27.From the foregoing and the entire evidence adduced during the trial the contention by the Applicant that the cadastral maps and land acquisition plans were only available to them after the trial had been concluded is clearly not true. Indeed, such contention flies in the face of the position held by the Respondent’s witness as the Deputy Director Survey with the 1st Respondents placing him in such a position that even if he did not have any of the maps or plans he would have known the need to file them in court and he would also have known which the place to find them.
28.It is the courts view that no good reason has been given why the documents were not filed in the course of filing pleading and the reason given is deceptive and not plausible. The court finds that the mere assertion that the documents were made available to the office of the Attorney General after the trial had closed is not enough to avail the Respondents the benefit of the courts discretion.
29.It is the Courts view that the Applicant did not exercise due diligence as it appears the said documents were at all times in the custody of the 1st Respondent and in spite of being given time to file further documents in reply to the petition and the further bundle of documents they did not do so.
30.It is the courts view that the belated request to adduce the further documents is an effort to remove lacunae and fill in the gaps noted during the trial and the same ought not to be countenanced. It is further noted that re-opening the case and filing the new documents at the instance of the Respondents will lead to reopening the case by all parties and filing of further documents leading to unnecessary delay. In the courts view such re-opening will embarrass and/or prejudice the petitioners by causing delay in the conclusion of the case.

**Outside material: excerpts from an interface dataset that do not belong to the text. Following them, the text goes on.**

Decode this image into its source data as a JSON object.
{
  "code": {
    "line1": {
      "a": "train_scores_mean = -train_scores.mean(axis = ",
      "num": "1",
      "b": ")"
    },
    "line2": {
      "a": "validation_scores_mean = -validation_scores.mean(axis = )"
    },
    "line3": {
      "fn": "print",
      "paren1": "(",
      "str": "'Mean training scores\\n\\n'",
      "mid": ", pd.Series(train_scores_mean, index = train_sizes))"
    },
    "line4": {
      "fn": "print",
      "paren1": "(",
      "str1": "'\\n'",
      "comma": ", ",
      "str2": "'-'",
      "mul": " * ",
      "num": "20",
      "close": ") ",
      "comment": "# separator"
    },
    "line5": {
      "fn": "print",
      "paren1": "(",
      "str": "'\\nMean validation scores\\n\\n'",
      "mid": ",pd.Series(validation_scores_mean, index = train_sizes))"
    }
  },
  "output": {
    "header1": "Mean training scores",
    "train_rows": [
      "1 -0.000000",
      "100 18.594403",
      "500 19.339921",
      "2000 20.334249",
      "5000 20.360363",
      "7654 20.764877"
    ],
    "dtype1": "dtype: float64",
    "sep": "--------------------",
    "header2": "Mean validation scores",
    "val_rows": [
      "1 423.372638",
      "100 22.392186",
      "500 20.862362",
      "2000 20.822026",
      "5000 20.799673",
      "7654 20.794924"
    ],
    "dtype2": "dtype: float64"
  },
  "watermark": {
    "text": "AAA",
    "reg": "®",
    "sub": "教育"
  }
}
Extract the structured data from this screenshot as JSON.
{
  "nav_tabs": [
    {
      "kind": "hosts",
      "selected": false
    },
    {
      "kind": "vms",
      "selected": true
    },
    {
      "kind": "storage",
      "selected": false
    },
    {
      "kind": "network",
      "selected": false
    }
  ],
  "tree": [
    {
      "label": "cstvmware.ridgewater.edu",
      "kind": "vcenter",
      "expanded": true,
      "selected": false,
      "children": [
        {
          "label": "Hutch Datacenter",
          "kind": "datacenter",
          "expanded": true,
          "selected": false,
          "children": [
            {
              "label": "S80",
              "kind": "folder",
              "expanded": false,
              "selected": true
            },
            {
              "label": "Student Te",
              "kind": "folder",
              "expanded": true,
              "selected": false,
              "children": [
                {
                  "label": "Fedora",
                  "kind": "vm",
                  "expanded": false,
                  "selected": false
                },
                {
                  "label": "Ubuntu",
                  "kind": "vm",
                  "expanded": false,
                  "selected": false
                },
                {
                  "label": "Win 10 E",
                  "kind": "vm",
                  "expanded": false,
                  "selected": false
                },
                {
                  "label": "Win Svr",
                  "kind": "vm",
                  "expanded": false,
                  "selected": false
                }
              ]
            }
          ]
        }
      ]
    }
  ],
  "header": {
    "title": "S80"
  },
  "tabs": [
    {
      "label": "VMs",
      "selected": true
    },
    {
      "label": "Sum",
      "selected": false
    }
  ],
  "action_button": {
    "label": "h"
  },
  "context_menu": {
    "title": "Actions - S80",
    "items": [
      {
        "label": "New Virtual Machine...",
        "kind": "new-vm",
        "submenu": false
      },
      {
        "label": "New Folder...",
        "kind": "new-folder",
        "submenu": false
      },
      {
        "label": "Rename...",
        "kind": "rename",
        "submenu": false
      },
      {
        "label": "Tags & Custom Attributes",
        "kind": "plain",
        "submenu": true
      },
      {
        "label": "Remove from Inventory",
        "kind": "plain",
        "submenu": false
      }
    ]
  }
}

31.In the above circumstances the court finds that the application dated 15th March 2023 lacks merit and the same is hereby dismissed with costs to the Petitioners/Respondents.